Historically, methods of clinical testing differed in various regions, resulting in lengthy delays in global drug approval. Various populations suffered from significant lags (primarily Japan), which pushed global health organizations to integrate a new method of extrapolation from region to region. In an effort to minimize the duplication of data and expedite global drug development, the trend toward Ethnic Bridging began.

In 1998, ICH E5 established efficacy guidelines to characterize the requirements for Ethnic Bridging, which they defined as: “A study performed in the new region to provide pharmacodynamic or clinical data on efficacy, safety, dosage and dose regimen in the new region that will allow extrapolation of the foreign clinical data to the population in the new region.”

Additionally, ICH E5 suggested a thorough 3-step process for evaluating the acceptability of foreign clinical data. This begins with a primary assessment of the completeness of the clinical data package, and a determination as to whether or not the initial drug properties have been accurately assessed.

Next, there is an assessment of the product’s sensitivity to ethnic factors. This includes analysis of: PK/PD factors (safety, tolerance, efficacy, dose responses), extrinsic factors such as food, climate, and other cultural or behavioral aspects, and intrinsic factors such as genetics.

In the final step, having extensively evaluated whether or not extrinsic factors can affect the drug’s safety, a determination is made as to whether Ethnic Bridging is necessary, and whether data can be extrapolated to the desired region. In some instances, if the drug is not ethnically sensitive, or if two populations possess intrinsic similarities backed by previous clinical data, bridging is not necessary.

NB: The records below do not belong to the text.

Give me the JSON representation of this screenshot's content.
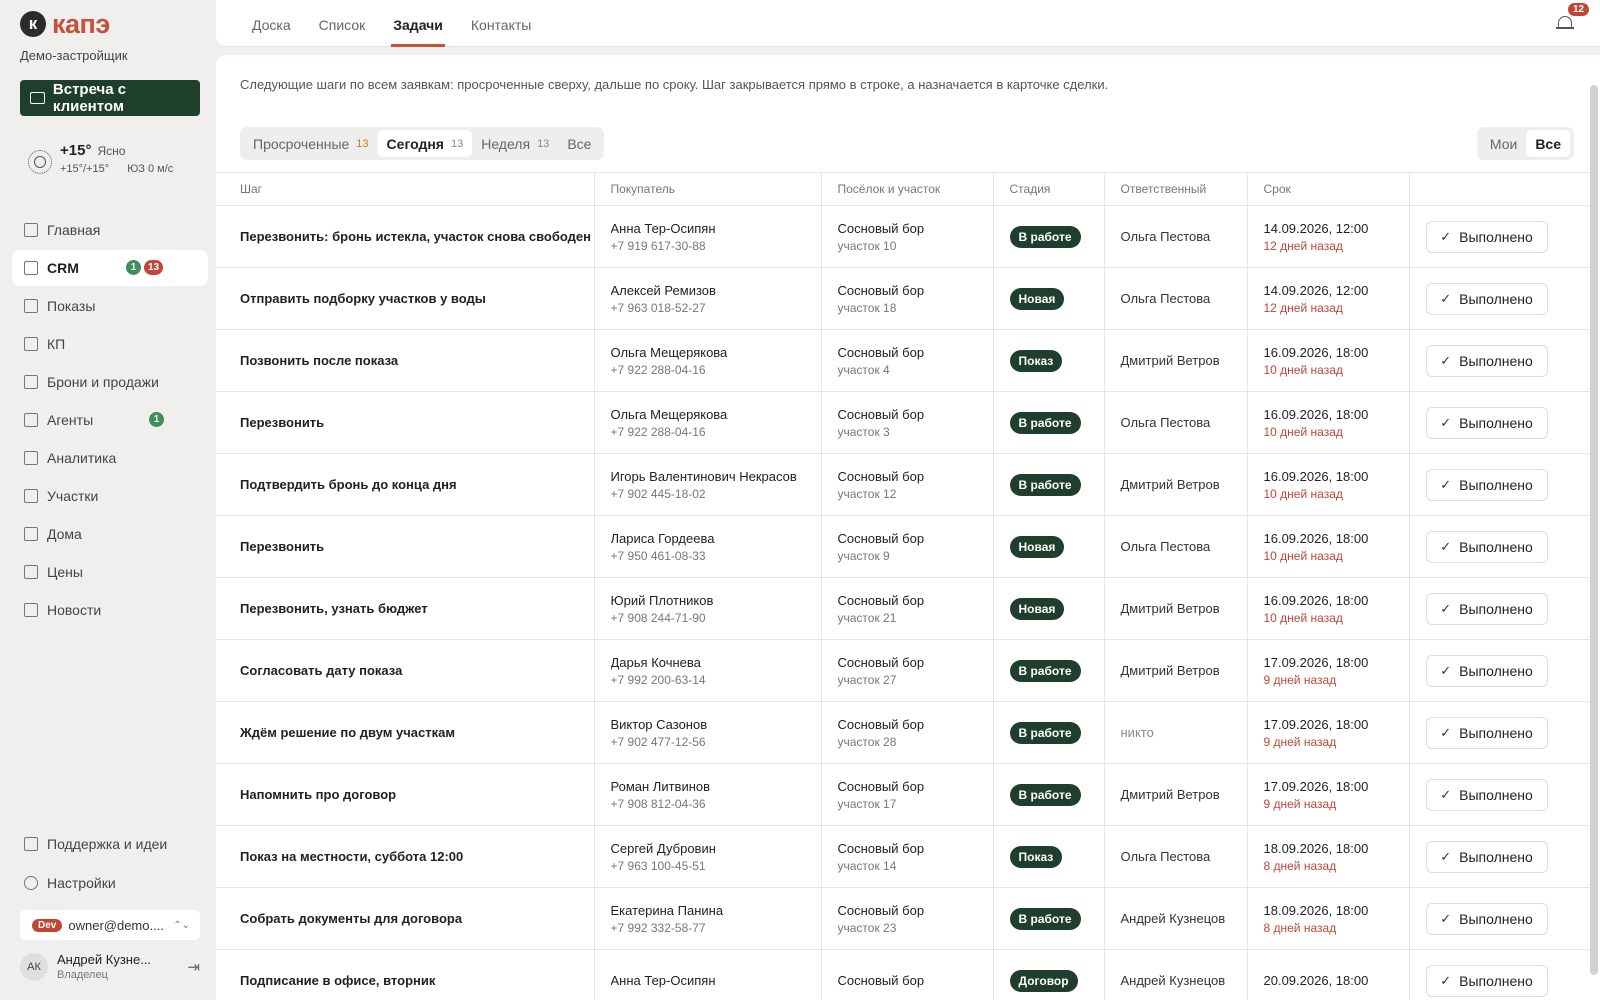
{
  "sidebar": {
    "logo_letter": "к",
    "logo_text": "капэ",
    "org": "Демо-застройщик",
    "meet_button": "Встреча с клиентом",
    "weather": {
      "temp": "+15°",
      "desc": "Ясно",
      "range": "+15°/+15°",
      "wind": "ЮЗ 0 м/с"
    },
    "nav": [
      {
        "label": "Главная",
        "icon": "grid-icon"
      },
      {
        "label": "CRM",
        "icon": "crm-icon",
        "badge_green": "1",
        "badge_red": "13",
        "active": true
      },
      {
        "label": "Показы",
        "icon": "monitor-icon"
      },
      {
        "label": "КП",
        "icon": "document-icon"
      },
      {
        "label": "Брони и продажи",
        "icon": "tag-icon"
      },
      {
        "label": "Агенты",
        "icon": "agents-icon",
        "badge_green": "1"
      },
      {
        "label": "Аналитика",
        "icon": "chart-icon"
      },
      {
        "label": "Участки",
        "icon": "plots-icon"
      },
      {
        "label": "Дома",
        "icon": "home-icon"
      },
      {
        "label": "Цены",
        "icon": "price-icon"
      },
      {
        "label": "Новости",
        "icon": "megaphone-icon"
      }
    ],
    "support": "Поддержка и идеи",
    "settings": "Настройки",
    "account": {
      "tag": "Dev",
      "email": "owner@demo...."
    },
    "user": {
      "initials": "АК",
      "name": "Андрей Кузне...",
      "role": "Владелец"
    }
  },
  "topbar": {
    "tabs": [
      "Доска",
      "Список",
      "Задачи",
      "Контакты"
    ],
    "active_tab": "Задачи",
    "notifications": "12"
  },
  "main": {
    "hint": "Следующие шаги по всем заявкам: просроченные сверху, дальше по сроку. Шаг закрывается прямо в строке, а назначается в карточке сделки.",
    "filters": [
      {
        "label": "Просроченные",
        "count": "13"
      },
      {
        "label": "Сегодня",
        "count": "13"
      },
      {
        "label": "Неделя",
        "count": "13"
      },
      {
        "label": "Все",
        "count": ""
      }
    ],
    "scope": [
      "Мои",
      "Все"
    ],
    "columns": [
      "Шаг",
      "Покупатель",
      "Посёлок и участок",
      "Стадия",
      "Ответственный",
      "Срок",
      ""
    ],
    "done_label": "Выполнено",
    "rows": [
      {
        "step": "Перезвонить: бронь истекла, участок снова свободен",
        "buyer": "Анна Тер-Осипян",
        "phone": "+7 919 617-30-88",
        "village": "Сосновый бор",
        "plot": "участок 10",
        "stage": "В работе",
        "resp": "Ольга Пестова",
        "due": "14.09.2026, 12:00",
        "ago": "12 дней назад"
      },
      {
        "step": "Отправить подборку участков у воды",
        "buyer": "Алексей Ремизов",
        "phone": "+7 963 018-52-27",
        "village": "Сосновый бор",
        "plot": "участок 18",
        "stage": "Новая",
        "resp": "Ольга Пестова",
        "due": "14.09.2026, 12:00",
        "ago": "12 дней назад"
      },
      {
        "step": "Позвонить после показа",
        "buyer": "Ольга Мещерякова",
        "phone": "+7 922 288-04-16",
        "village": "Сосновый бор",
        "plot": "участок 4",
        "stage": "Показ",
        "resp": "Дмитрий Ветров",
        "due": "16.09.2026, 18:00",
        "ago": "10 дней назад"
      },
      {
        "step": "Перезвонить",
        "buyer": "Ольга Мещерякова",
        "phone": "+7 922 288-04-16",
        "village": "Сосновый бор",
        "plot": "участок 3",
        "stage": "В работе",
        "resp": "Ольга Пестова",
        "due": "16.09.2026, 18:00",
        "ago": "10 дней назад"
      },
      {
        "step": "Подтвердить бронь до конца дня",
        "buyer": "Игорь Валентинович Некрасов",
        "phone": "+7 902 445-18-02",
        "village": "Сосновый бор",
        "plot": "участок 12",
        "stage": "В работе",
        "resp": "Дмитрий Ветров",
        "due": "16.09.2026, 18:00",
        "ago": "10 дней назад"
      },
      {
        "step": "Перезвонить",
        "buyer": "Лариса Гордеева",
        "phone": "+7 950 461-08-33",
        "village": "Сосновый бор",
        "plot": "участок 9",
        "stage": "Новая",
        "resp": "Ольга Пестова",
        "due": "16.09.2026, 18:00",
        "ago": "10 дней назад"
      },
      {
        "step": "Перезвонить, узнать бюджет",
        "buyer": "Юрий Плотников",
        "phone": "+7 908 244-71-90",
        "village": "Сосновый бор",
        "plot": "участок 21",
        "stage": "Новая",
        "resp": "Дмитрий Ветров",
        "due": "16.09.2026, 18:00",
        "ago": "10 дней назад"
      },
      {
        "step": "Согласовать дату показа",
        "buyer": "Дарья Кочнева",
        "phone": "+7 992 200-63-14",
        "village": "Сосновый бор",
        "plot": "участок 27",
        "stage": "В работе",
        "resp": "Дмитрий Ветров",
        "due": "17.09.2026, 18:00",
        "ago": "9 дней назад"
      },
      {
        "step": "Ждём решение по двум участкам",
        "buyer": "Виктор Сазонов",
        "phone": "+7 902 477-12-56",
        "village": "Сосновый бор",
        "plot": "участок 28",
        "stage": "В работе",
        "resp": "никто",
        "due": "17.09.2026, 18:00",
        "ago": "9 дней назад"
      },
      {
        "step": "Напомнить про договор",
        "buyer": "Роман Литвинов",
        "phone": "+7 908 812-04-36",
        "village": "Сосновый бор",
        "plot": "участок 17",
        "stage": "В работе",
        "resp": "Дмитрий Ветров",
        "due": "17.09.2026, 18:00",
        "ago": "9 дней назад"
      },
      {
        "step": "Показ на местности, суббота 12:00",
        "buyer": "Сергей Дубровин",
        "phone": "+7 963 100-45-51",
        "village": "Сосновый бор",
        "plot": "участок 14",
        "stage": "Показ",
        "resp": "Ольга Пестова",
        "due": "18.09.2026, 18:00",
        "ago": "8 дней назад"
      },
      {
        "step": "Собрать документы для договора",
        "buyer": "Екатерина Панина",
        "phone": "+7 992 332-58-77",
        "village": "Сосновый бор",
        "plot": "участок 23",
        "stage": "В работе",
        "resp": "Андрей Кузнецов",
        "due": "18.09.2026, 18:00",
        "ago": "8 дней назад"
      },
      {
        "step": "Подписание в офисе, вторник",
        "buyer": "Анна Тер-Осипян",
        "phone": "",
        "village": "Сосновый бор",
        "plot": "",
        "stage": "Договор",
        "resp": "Андрей Кузнецов",
        "due": "20.09.2026, 18:00",
        "ago": ""
      }
    ]
  },
  "colors": {
    "brand": "#c6523a",
    "dark_green": "#1d3f2c",
    "overdue": "#c14637",
    "badge_green": "#3f8f5a"
  }
}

Once these steps have been performed and bridging is deemed necessary, WCCT works directly with the Sponsor to create a tailored development plan based on the specific drug’s properties and the trial objectives. In the next Ethnic Bridging post, we’ll explore additional factors that help WCCT collaborate with developers to implement bridging studies that help expedite drug development worldwide.